The Raw Data
Unspun and unbiased. These are the facts.
On Friday, Tesla, Inc. released a statement saying its autopilot semi-autonomous self-driving system was engaged before a fatal Model X accident in Mountain View, California on March 23. The driver, Wei Huang, died after the crash. Tesla said the system had produced multiple visual and one audible “hands-on” warning “earlier in the drive,” and that Huang’s hands were not on the wheel for six seconds prior to the collision with a concrete roadside barrier. Tesla said it was “incredibly sorry” to the driver’s family and friends for their loss. The company released a statement four days after the Model X crash, saying it had not yet recovered the sport utility vehicle’s logs. The company said its data showed Tesla drivers had driven the “same stretch of highway with Autopilot engaged roughly 85,000 times since Autopilot was first rolled out in 2015 and roughly 20,000 times since just the beginning of the year, and there has never been an accident that we know of.” A week after the crash, Tesla released another statement, indicating it had recovered the vehicle’s logs. Tesla then said, “The driver had about five seconds and 150 meters of unobstructed view of the concrete divider with the crushed crash attenuator, but the vehicle logs show that no action was taken.”The National Transportation Safety Board (NTSB) and the California Highway Patrol (CHP) were investigating the accident. After Tesla’s statement, NTSB spokesman Chris O’Neil said, “In each of our investigations involving a Tesla vehicle, Tesla has been extremely cooperative on assisting with the vehicle data. However, the NTSB is unhappy with the release of investigative information by Tesla.” O’Neil added that NTSB’s “preliminary” report “generally occurs within a few weeks of completion of field work.”
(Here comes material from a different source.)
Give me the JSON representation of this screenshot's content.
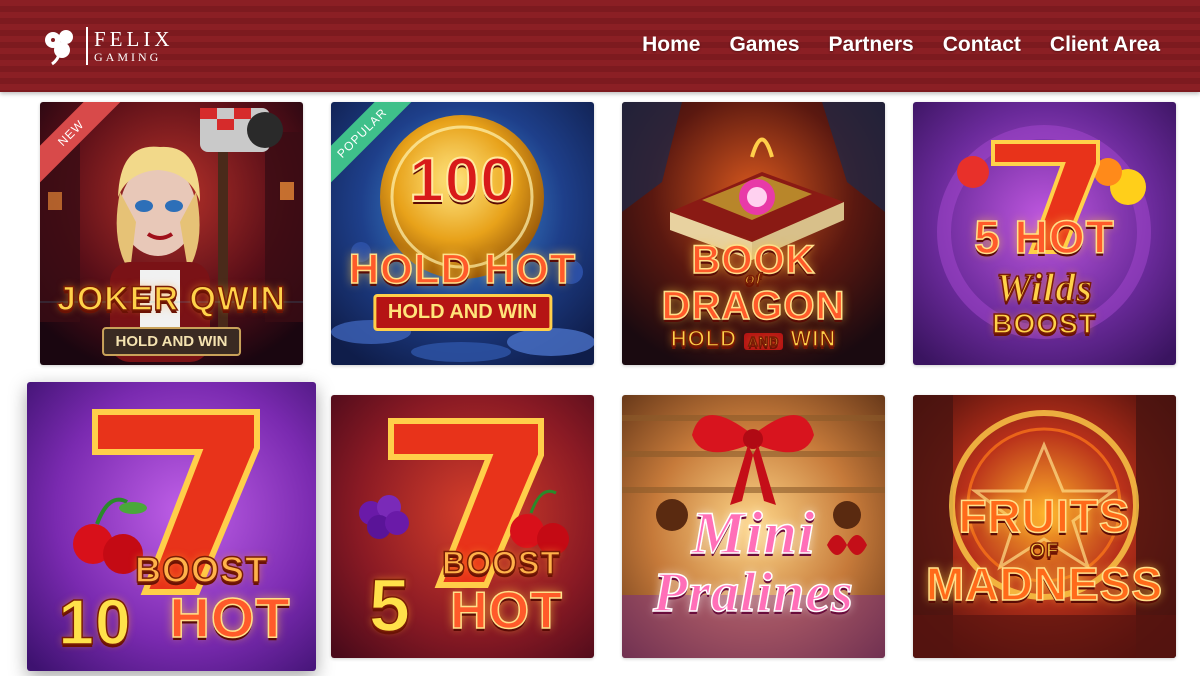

The accident on Highway 101 occurred at 9:27 a.m. local time, according to Tesla. The Model X SUV caught fire after the accident. Tesla said, by witnesses’ accounts, “we understand there were no occupants still in the Model X by the time the fire could have presented a risk.” The highway crash attenuator the SUV hit had been damaged in a previous accident. An accident had occurred there 11 days prior, according to the CHP. ABC7 News did not say if the CHP indicated that accident caused the damage to the attenuator, which was apparent in photos posted by Tesla. Huang, 38, was an Apple engineer. His family said he had previously talked to his Tesla dealer about an issue while driving in Autopilot whereby his car steered towards the same barrier “7/10” times that he would drive on that road, according to ABC7 News. Huang’s brother, Will, said the dealer was unable to duplicate the issue.
Tesla’s autopilot system
Tesla’s autopilot system uses a series of cameras, ultrasonic sensors and radar along with software to drive the vehicle semi-autonomously under certain conditions. In the Tesla Model S owner’s manual, some of the conditions under which the autopilot system may be unable to function as intended include poor visibility, bright lights, narrow or winding roads, and mud, snow or ice on the sensors. The manual includes this warning: “It is the driver’s responsibility to stay alert, drive safely, and be in control of the vehicle at all times.” A survey of 625 German Tesla owners published in November 2016 found that 98 percent of respondents said they were “familiar with the car warnings that Tesla provides about how Autopilot is to be properly used.” Seven percent said “the name ‘Autopilot’ caused [them] to believe that the car is fully autonomous, meaning that it does not require the driver to be supervising the car.” Tesla said a review by the National Highway Traffic Safety Administration (NHTSA) published in January 2017 found that autopilot reduces crash rates by 40 percent. The NHTSA’s study included crash rates before and after autopilot had been installed, which were determined using air bag and mileage data from Tesla Model S and Model X vehicles. The crash rates after autopilot was installed included driving both with and without the semi-autonomous system activated. Tesla said autopilot has “improved further” since the study and that “perfectly prevent[ing] all accidents” is a standard that would be “impossible.”
Other fatalities involving self-driving vehicles
In 2016, a Tesla Model S crashed into a truck while in autopilot mode. In that accident, Tesla said “neither Autopilot nor the driver noticed the white side of the tractor trailer against a brightly lit sky, so the brake was not applied.” The NHTSA report concluded the driver should have been able to see the tractor trailer for at least seven seconds prior to the crash. After the accident, Tesla changed its autopilot software so the system would shut off for the remainder of the trip if a driver “fails to respond to the [system’s] alerts adequately,” according to the NHTSA. On March 18 in Arizona, an Uber self-driving vehicle hit and killed a pedestrian walking her bicycle across the street away from a crosswalk at night. Video of the incident shows neither the person sitting in the driver’s seat nor the self-driving system appeared to brake before the impact. Uber has not said what caused the accident.
Tesla said, on average, there is a fatality once every 86 million miles in the U.S. across all vehicles from all manufacturers. Tesla said for its vehicles equipped with autopilot hardware, the number is one in every 320 million. It concluded, “if you are driving a Tesla equipped with Autopilot hardware, you are 3.7 times less likely to be involved in a fatal accident.” It did not provide total number of fatalities or miles driven. About a year ago, Tesla said it had four billion miles of driving data from its cars, not all with autopilot installed, according to Electrek. In 2016, 37,461 people died on U.S. roads, including pedestrians, bicyclists and motorcyclists, as well as automobile drivers and passengers, according to the NHTSA. The administration said 3.2 trillion miles had been driven in the U.S. in 2016.